    7. Shimon Z. Klein /

      That seems reasonable but I am not sure whether Israel would accept that as it is jumping the gun a bit. I do believe that serious negotiations which brings progress towards a genuine peace where all the cards are laid on the negotiating table with honesty and truth will go a far way to get results. Meanwhile i do believe that it is the people that should lead their governments on both sides in order to reach a solution. The problem is that the governments are making policies that do not reflect the will of the people and this is a severe problem.

      • Afif /

        Mr. Klein,
        There are many parties and factions who are interested in perpetuating the conflict between the Palestinians and the Israelis, including arms dealers, traders on the west bank, foreign powers who talk out of both sides of their mouths, and the list can go on and on. This is further complicated by internal political issues that both sides have, whether it is elections or internal struggles over control of power. However, no one ever thought at one point that certain things will happen in the world, but they did. I cite by way of example the Civil Rights Act of 1964 in the U.S., the abolition of apartheid in South Africa, the Tunisian Revolution and the Arab Spring. Each one of these started with one or a handful of individuals saying “no” to injustice and wrongs. It is incumbent upon each one of us to start with the education of our children, family members, friends, and strangers, because the goverments will never do it. The people are always ahead of their goverments. I asked my sister once. “Do you think the Israeli children have grandparents just like ours who love them and tickle them just like our own grandparents did? Do you think they suffer when their grandchilden are hurt?” This got her to place herself in the shoes of the other side, and she concluded that both sides have suffered enough and that the best solution is to stop the hurt now and to come up with a settlement. A settlement may not make both sides happy, but that is usually the best settlement—neither party is totally satisfied with the outcome, but the prize is peace. In any case, we need to educate those around us that we must treat others the way we want to be treated–a universal concept that all religions preach. Have a good day!

    8. Ahmed /

      a “cesspit” dug by you and the likes of people (most importantly governments) who support dictators out of bigotry and lust for money and furthering their own agendas so i say this its only 100 people why don’t you see antisemitism in Europe and the USA by their standards we are by no means a racist country in fact throughout the history of the conflict Tunisia was the voice of reason calling for the recognition of Israel and peace agreements and on a final note we weren’t given anything we demanded freedom and died for it we ripped it out of the clutches of a ruthless dictator supported by those who wish us to follow the what they believe is most suitable for us while in fact its what suits them
      Salam

    Tweets

    Popular posts


    Videos

    ...

  • Play Video

  • Play Video

  • Play Video


  • Posts

    In Pictures

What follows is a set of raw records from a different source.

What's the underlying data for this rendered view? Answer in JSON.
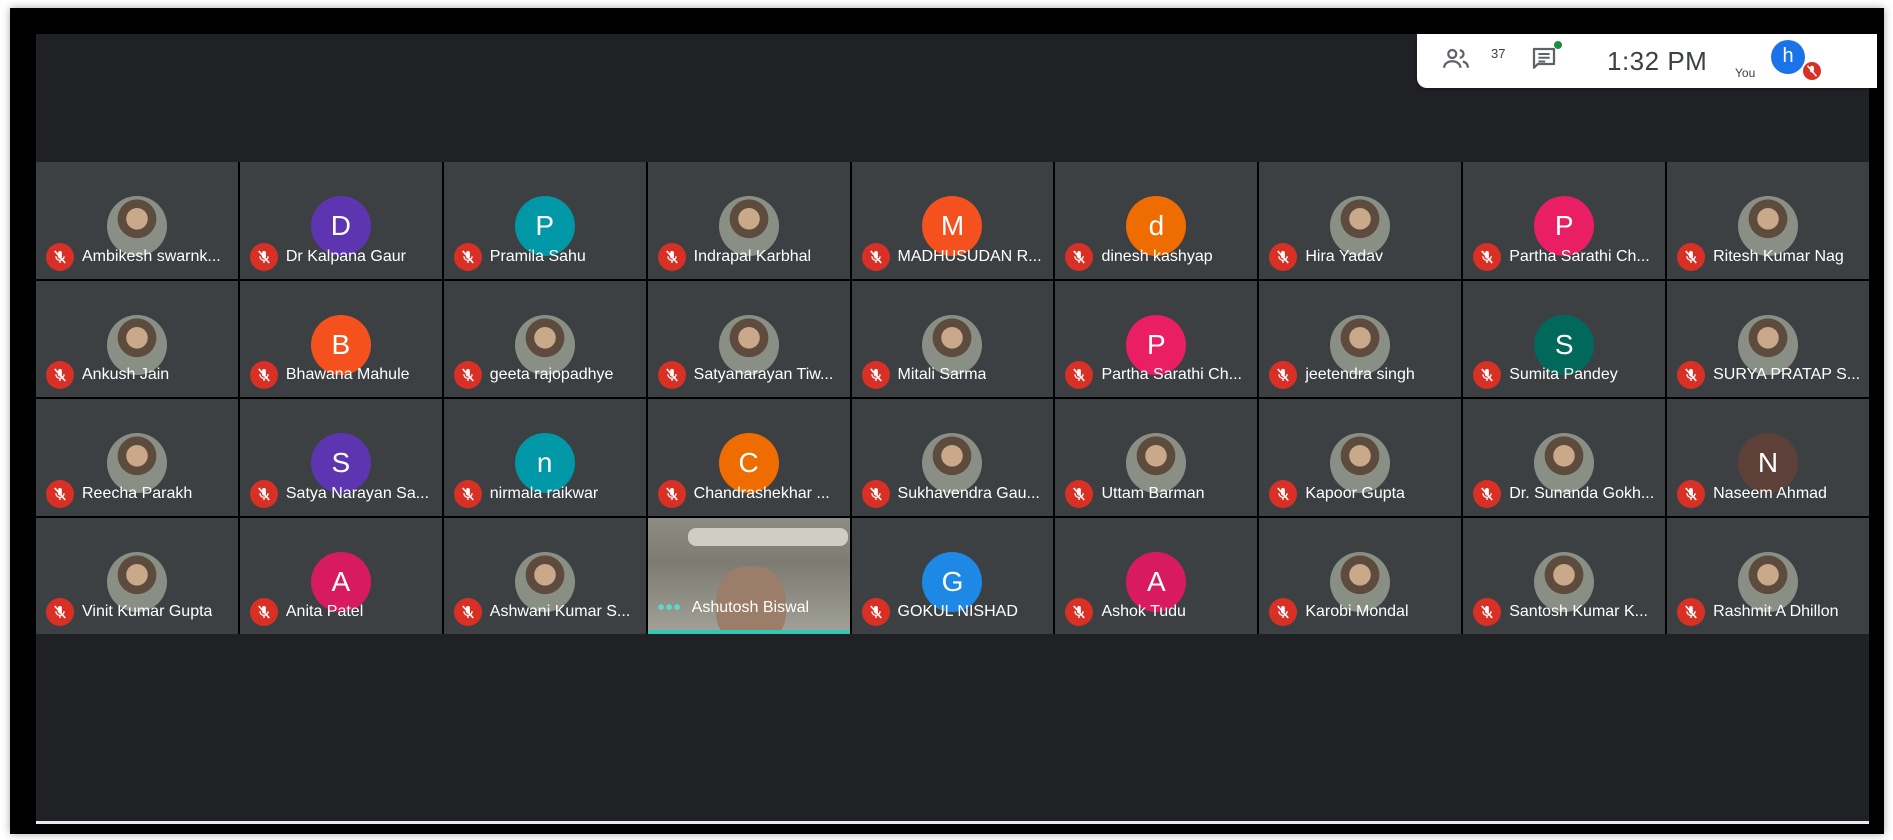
{
  "status": {
    "people_count": "37",
    "time": "1:32 PM",
    "you_label": "You",
    "you_initial": "h"
  },
  "colors": {
    "background": "#202124",
    "tile": "#3c4043",
    "muted_badge": "#d93025",
    "speaking_bar": "#33c7b3"
  },
  "participants": [
    {
      "name": "Ambikesh swarnk...",
      "avatar": "photo",
      "color": ""
    },
    {
      "name": "Dr Kalpana Gaur",
      "avatar": "D",
      "color": "#5e35b1"
    },
    {
      "name": "Pramila Sahu",
      "avatar": "P",
      "color": "#0097a7"
    },
    {
      "name": "Indrapal Karbhal",
      "avatar": "photo",
      "color": ""
    },
    {
      "name": "MADHUSUDAN R...",
      "avatar": "M",
      "color": "#f4511e"
    },
    {
      "name": "dinesh kashyap",
      "avatar": "d",
      "color": "#ef6c00"
    },
    {
      "name": "Hira Yadav",
      "avatar": "photo",
      "color": ""
    },
    {
      "name": "Partha Sarathi Ch...",
      "avatar": "P",
      "color": "#e91e63"
    },
    {
      "name": "Ritesh Kumar Nag",
      "avatar": "photo",
      "color": ""
    },
    {
      "name": "Ankush Jain",
      "avatar": "photo",
      "color": ""
    },
    {
      "name": "Bhawana Mahule",
      "avatar": "B",
      "color": "#f4511e"
    },
    {
      "name": "geeta rajopadhye",
      "avatar": "photo",
      "color": ""
    },
    {
      "name": "Satyanarayan Tiw...",
      "avatar": "photo",
      "color": ""
    },
    {
      "name": "Mitali Sarma",
      "avatar": "photo",
      "color": ""
    },
    {
      "name": "Partha Sarathi Ch...",
      "avatar": "P",
      "color": "#e91e63"
    },
    {
      "name": "jeetendra singh",
      "avatar": "photo",
      "color": ""
    },
    {
      "name": "Sumita Pandey",
      "avatar": "S",
      "color": "#00695c"
    },
    {
      "name": "SURYA PRATAP S...",
      "avatar": "photo",
      "color": ""
    },
    {
      "name": "Reecha Parakh",
      "avatar": "photo",
      "color": ""
    },
    {
      "name": "Satya Narayan Sa...",
      "avatar": "S",
      "color": "#5e35b1"
    },
    {
      "name": "nirmala raikwar",
      "avatar": "n",
      "color": "#0097a7"
    },
    {
      "name": "Chandrashekhar ...",
      "avatar": "C",
      "color": "#ef6c00"
    },
    {
      "name": "Sukhavendra Gau...",
      "avatar": "photo",
      "color": ""
    },
    {
      "name": "Uttam Barman",
      "avatar": "photo",
      "color": ""
    },
    {
      "name": "Kapoor Gupta",
      "avatar": "photo",
      "color": ""
    },
    {
      "name": "Dr. Sunanda Gokh...",
      "avatar": "photo",
      "color": ""
    },
    {
      "name": "Naseem Ahmad",
      "avatar": "N",
      "color": "#5d4037"
    },
    {
      "name": "Vinit Kumar Gupta",
      "avatar": "photo",
      "color": ""
    },
    {
      "name": "Anita Patel",
      "avatar": "A",
      "color": "#d81b60"
    },
    {
      "name": "Ashwani Kumar S...",
      "avatar": "photo",
      "color": ""
    },
    {
      "name": "Ashutosh Biswal",
      "avatar": "video",
      "color": ""
    },
    {
      "name": "GOKUL NISHAD",
      "avatar": "G",
      "color": "#1e88e5"
    },
    {
      "name": "Ashok Tudu",
      "avatar": "A",
      "color": "#d81b60"
    },
    {
      "name": "Karobi Mondal",
      "avatar": "photo",
      "color": ""
    },
    {
      "name": "Santosh Kumar K...",
      "avatar": "photo",
      "color": ""
    },
    {
      "name": "Rashmit A Dhillon",
      "avatar": "photo",
      "color": ""
    }
  ]
}
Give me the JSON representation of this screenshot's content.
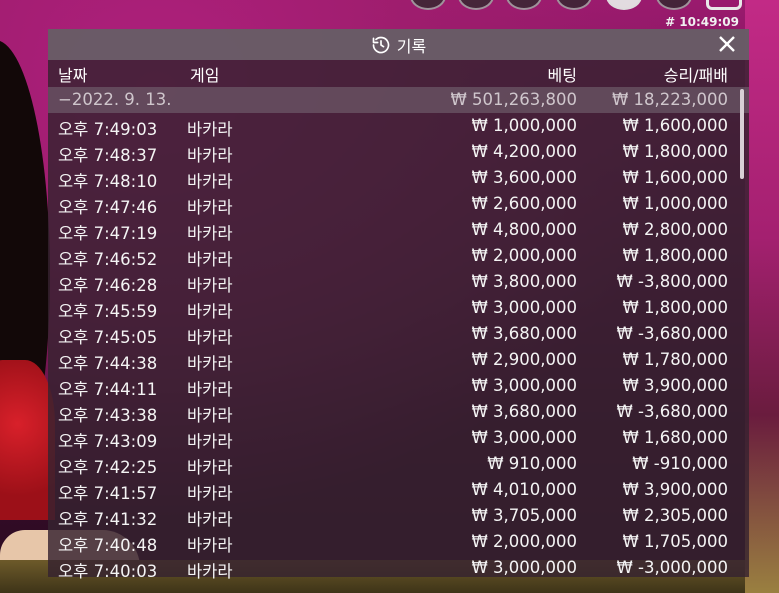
{
  "clock": "# 10:49:09",
  "panel": {
    "title": "기록",
    "close_icon": "×"
  },
  "columns": {
    "date": "날짜",
    "game": "게임",
    "bet": "베팅",
    "winloss": "승리/패배"
  },
  "total": {
    "date": "−2022. 9. 13.",
    "bet": "₩ 501,263,800",
    "winloss": "₩ 18,223,000"
  },
  "rows": [
    {
      "time": "오후 7:49:03",
      "game": "바카라",
      "bet": "₩ 1,000,000",
      "winloss": "₩ 1,600,000"
    },
    {
      "time": "오후 7:48:37",
      "game": "바카라",
      "bet": "₩ 4,200,000",
      "winloss": "₩ 1,800,000"
    },
    {
      "time": "오후 7:48:10",
      "game": "바카라",
      "bet": "₩ 3,600,000",
      "winloss": "₩ 1,600,000"
    },
    {
      "time": "오후 7:47:46",
      "game": "바카라",
      "bet": "₩ 2,600,000",
      "winloss": "₩ 1,000,000"
    },
    {
      "time": "오후 7:47:19",
      "game": "바카라",
      "bet": "₩ 4,800,000",
      "winloss": "₩ 2,800,000"
    },
    {
      "time": "오후 7:46:52",
      "game": "바카라",
      "bet": "₩ 2,000,000",
      "winloss": "₩ 1,800,000"
    },
    {
      "time": "오후 7:46:28",
      "game": "바카라",
      "bet": "₩ 3,800,000",
      "winloss": "₩ -3,800,000"
    },
    {
      "time": "오후 7:45:59",
      "game": "바카라",
      "bet": "₩ 3,000,000",
      "winloss": "₩ 1,800,000"
    },
    {
      "time": "오후 7:45:05",
      "game": "바카라",
      "bet": "₩ 3,680,000",
      "winloss": "₩ -3,680,000"
    },
    {
      "time": "오후 7:44:38",
      "game": "바카라",
      "bet": "₩ 2,900,000",
      "winloss": "₩ 1,780,000"
    },
    {
      "time": "오후 7:44:11",
      "game": "바카라",
      "bet": "₩ 3,000,000",
      "winloss": "₩ 3,900,000"
    },
    {
      "time": "오후 7:43:38",
      "game": "바카라",
      "bet": "₩ 3,680,000",
      "winloss": "₩ -3,680,000"
    },
    {
      "time": "오후 7:43:09",
      "game": "바카라",
      "bet": "₩ 3,000,000",
      "winloss": "₩ 1,680,000"
    },
    {
      "time": "오후 7:42:25",
      "game": "바카라",
      "bet": "₩ 910,000",
      "winloss": "₩ -910,000"
    },
    {
      "time": "오후 7:41:57",
      "game": "바카라",
      "bet": "₩ 4,010,000",
      "winloss": "₩ 3,900,000"
    },
    {
      "time": "오후 7:41:32",
      "game": "바카라",
      "bet": "₩ 3,705,000",
      "winloss": "₩ 2,305,000"
    },
    {
      "time": "오후 7:40:48",
      "game": "바카라",
      "bet": "₩ 2,000,000",
      "winloss": "₩ 1,705,000"
    },
    {
      "time": "오후 7:40:03",
      "game": "바카라",
      "bet": "₩ 3,000,000",
      "winloss": "₩ -3,000,000"
    }
  ]
}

    • Carthage Theater Days statue display in downtown Tunis.

      Photo credit: Tristan Dreisbach, Tunisia Live
    • Carthage Theater Days statue display in downtown Tunis.

      Photo credit: Tristan Dreisbach, Tunisia Live
    • Carthage Theater Days statue display in downtown Tunis.

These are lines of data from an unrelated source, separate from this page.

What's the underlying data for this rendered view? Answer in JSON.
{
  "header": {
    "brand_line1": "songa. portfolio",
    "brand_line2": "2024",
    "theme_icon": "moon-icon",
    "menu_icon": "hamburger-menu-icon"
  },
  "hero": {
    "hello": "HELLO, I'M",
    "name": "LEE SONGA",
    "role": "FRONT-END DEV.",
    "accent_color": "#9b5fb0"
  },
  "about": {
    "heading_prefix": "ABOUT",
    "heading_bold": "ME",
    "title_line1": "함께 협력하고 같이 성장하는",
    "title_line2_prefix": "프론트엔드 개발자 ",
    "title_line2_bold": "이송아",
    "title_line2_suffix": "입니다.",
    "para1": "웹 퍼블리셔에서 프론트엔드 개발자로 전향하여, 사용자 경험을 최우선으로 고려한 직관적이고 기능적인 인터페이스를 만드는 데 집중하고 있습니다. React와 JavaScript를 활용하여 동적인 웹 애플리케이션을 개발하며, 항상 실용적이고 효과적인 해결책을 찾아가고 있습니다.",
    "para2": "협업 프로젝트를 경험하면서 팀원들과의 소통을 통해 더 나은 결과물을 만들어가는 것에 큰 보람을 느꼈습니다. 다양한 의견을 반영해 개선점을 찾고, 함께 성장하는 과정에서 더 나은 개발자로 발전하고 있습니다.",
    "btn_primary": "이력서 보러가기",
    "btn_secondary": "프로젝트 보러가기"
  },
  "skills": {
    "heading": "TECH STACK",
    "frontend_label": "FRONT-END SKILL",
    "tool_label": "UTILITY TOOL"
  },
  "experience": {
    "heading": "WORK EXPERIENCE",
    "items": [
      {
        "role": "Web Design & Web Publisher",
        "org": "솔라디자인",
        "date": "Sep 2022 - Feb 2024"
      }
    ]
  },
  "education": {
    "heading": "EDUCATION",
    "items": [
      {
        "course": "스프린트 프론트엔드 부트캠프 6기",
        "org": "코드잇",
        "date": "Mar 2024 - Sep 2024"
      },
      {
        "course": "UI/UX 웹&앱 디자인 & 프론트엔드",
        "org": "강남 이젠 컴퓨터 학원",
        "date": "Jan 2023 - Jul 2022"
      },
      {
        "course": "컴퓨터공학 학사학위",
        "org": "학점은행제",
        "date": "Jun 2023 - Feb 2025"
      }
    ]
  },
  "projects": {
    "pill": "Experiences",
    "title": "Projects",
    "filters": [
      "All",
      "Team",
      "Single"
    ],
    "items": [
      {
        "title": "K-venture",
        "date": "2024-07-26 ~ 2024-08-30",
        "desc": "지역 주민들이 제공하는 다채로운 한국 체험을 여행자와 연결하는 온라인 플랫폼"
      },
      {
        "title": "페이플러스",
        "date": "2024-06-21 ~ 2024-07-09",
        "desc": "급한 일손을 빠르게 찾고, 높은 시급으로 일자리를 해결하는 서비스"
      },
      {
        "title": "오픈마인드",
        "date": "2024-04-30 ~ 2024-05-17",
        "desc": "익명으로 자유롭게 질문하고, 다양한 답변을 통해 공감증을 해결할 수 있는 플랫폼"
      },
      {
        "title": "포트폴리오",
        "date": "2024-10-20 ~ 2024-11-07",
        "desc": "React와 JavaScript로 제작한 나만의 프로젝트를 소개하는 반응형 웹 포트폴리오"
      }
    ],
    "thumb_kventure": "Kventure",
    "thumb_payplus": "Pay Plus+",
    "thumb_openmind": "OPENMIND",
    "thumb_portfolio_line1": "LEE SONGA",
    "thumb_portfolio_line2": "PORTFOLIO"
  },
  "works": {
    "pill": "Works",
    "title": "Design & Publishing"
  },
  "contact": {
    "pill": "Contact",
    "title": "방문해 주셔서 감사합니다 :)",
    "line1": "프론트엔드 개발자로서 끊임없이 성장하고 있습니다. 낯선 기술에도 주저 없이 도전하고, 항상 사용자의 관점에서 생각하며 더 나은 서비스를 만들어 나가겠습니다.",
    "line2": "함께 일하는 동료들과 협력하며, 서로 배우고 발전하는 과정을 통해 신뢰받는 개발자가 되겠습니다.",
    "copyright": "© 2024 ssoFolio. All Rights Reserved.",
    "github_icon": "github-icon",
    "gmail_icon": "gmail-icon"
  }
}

      Photo credit: Tristan Dreisbach, Tunisia Live
    • Carthage Theater Days statue display in downtown Tunis.

      Photo credit: Tristan Dreisbach, Tunisia Live
    • Carthage Theater Days statue display in downtown Tunis.

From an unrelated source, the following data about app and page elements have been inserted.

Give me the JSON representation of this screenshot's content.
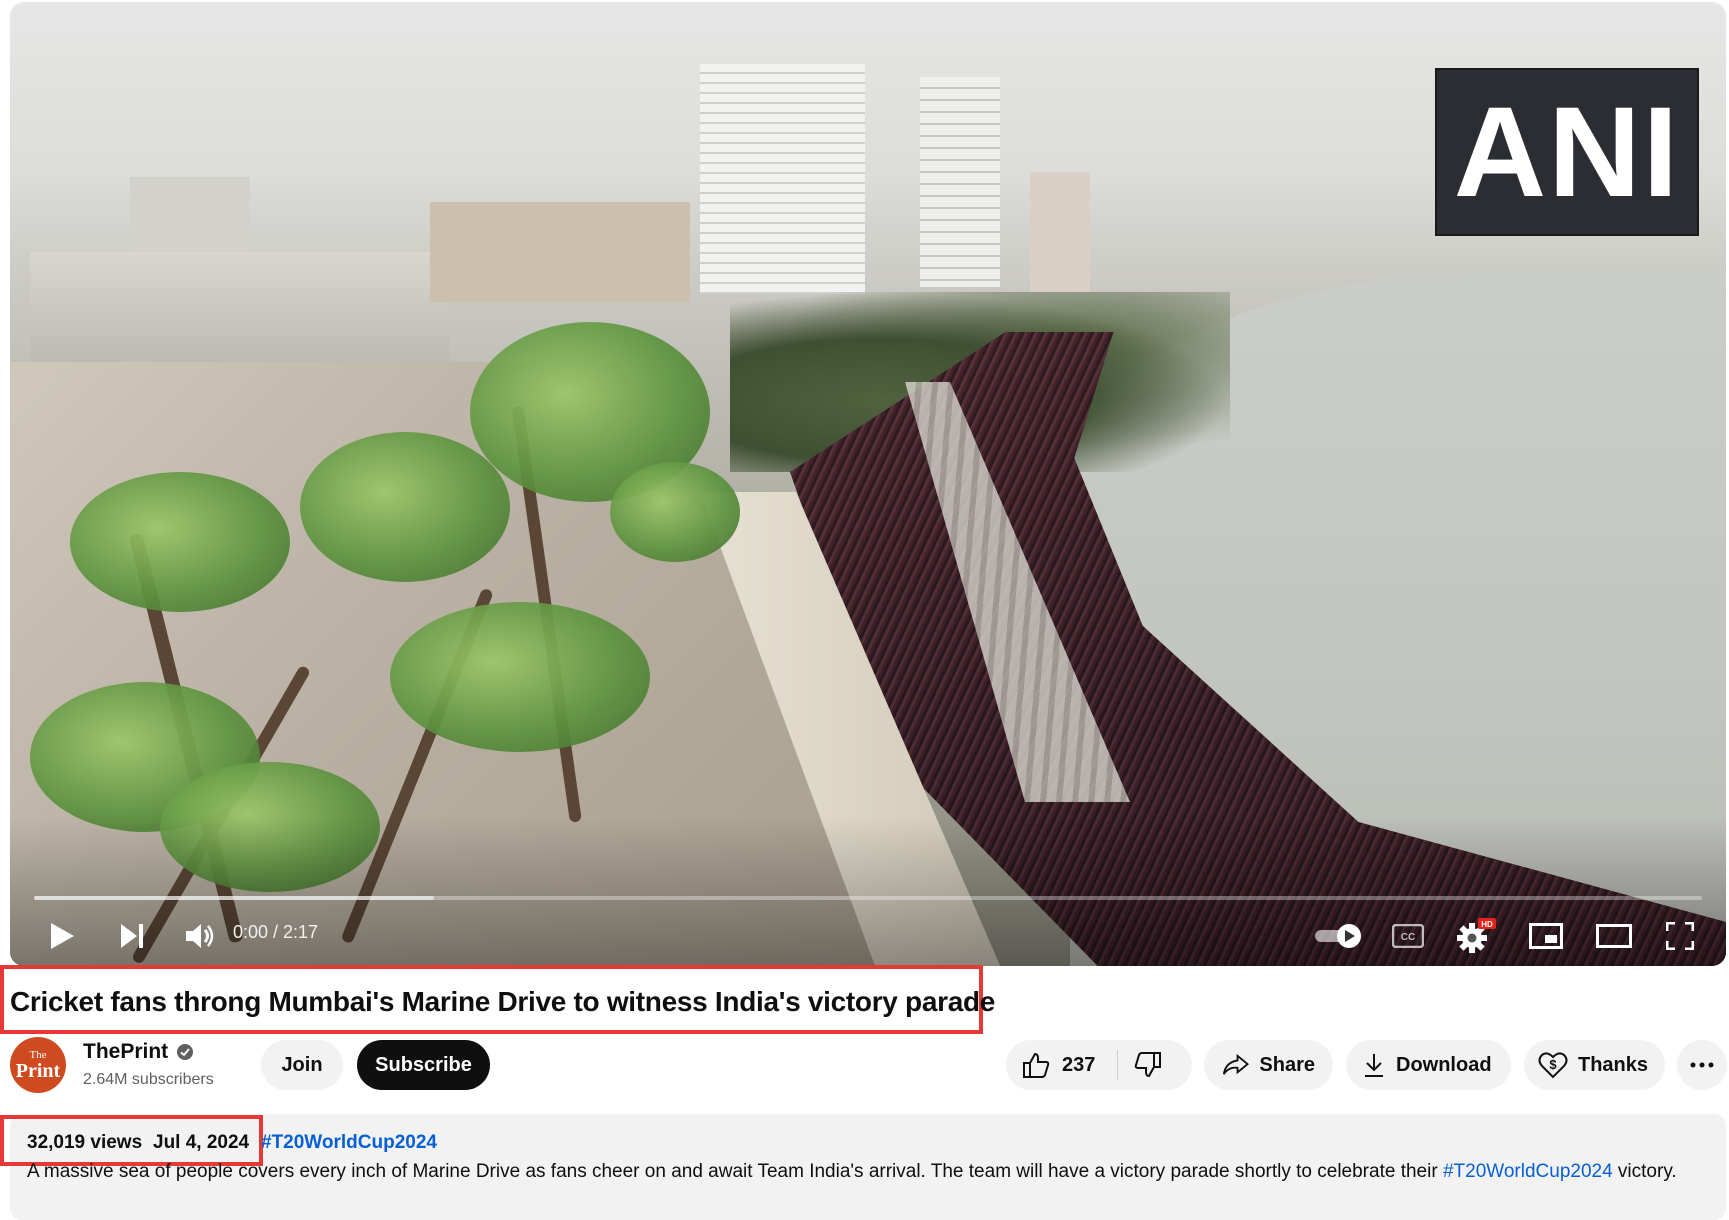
{
  "player": {
    "watermark": "ANI",
    "time_display": "0:00 / 2:17",
    "progress_buffered": 0.24,
    "controls": [
      "play-icon",
      "next-icon",
      "volume-icon",
      "autoplay-toggle-icon",
      "captions-icon",
      "settings-icon",
      "miniplayer-icon",
      "theater-icon",
      "fullscreen-icon"
    ],
    "settings_badge": "HD"
  },
  "video": {
    "title": "Cricket fans throng Mumbai's Marine Drive to witness India's victory parade"
  },
  "channel": {
    "avatar_top": "The",
    "avatar_bottom": "Print",
    "name": "ThePrint",
    "subscribers": "2.64M subscribers",
    "join_label": "Join",
    "subscribe_label": "Subscribe"
  },
  "actions": {
    "like_count": "237",
    "share_label": "Share",
    "download_label": "Download",
    "thanks_label": "Thanks"
  },
  "description": {
    "views": "32,019 views",
    "date": "Jul 4, 2024",
    "hashtag": "#T20WorldCup2024",
    "text_before_link": "A massive sea of people covers every inch of Marine Drive as fans cheer on and await Team India's arrival. The team will have a victory parade shortly to celebrate their ",
    "inline_link": "#T20WorldCup2024",
    "text_after_link": " victory."
  },
  "colors": {
    "highlight_box": "#e53935",
    "link_blue": "#065fd4",
    "subscribe_bg": "#0f0f0f",
    "pill_bg": "#f2f2f2"
  }
}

      Photo credit: Tristan Dreisbach, Tunisia Live
    • Carthage Theater Days statue display in downtown Tunis.

      Photo credit: Tristan Dreisbach, Tunisia Live
    • Carthage Theater Days statue display in downtown Tunis.

      Photo credit: Tristan Dreisbach, Tunisia Live

  • Opinions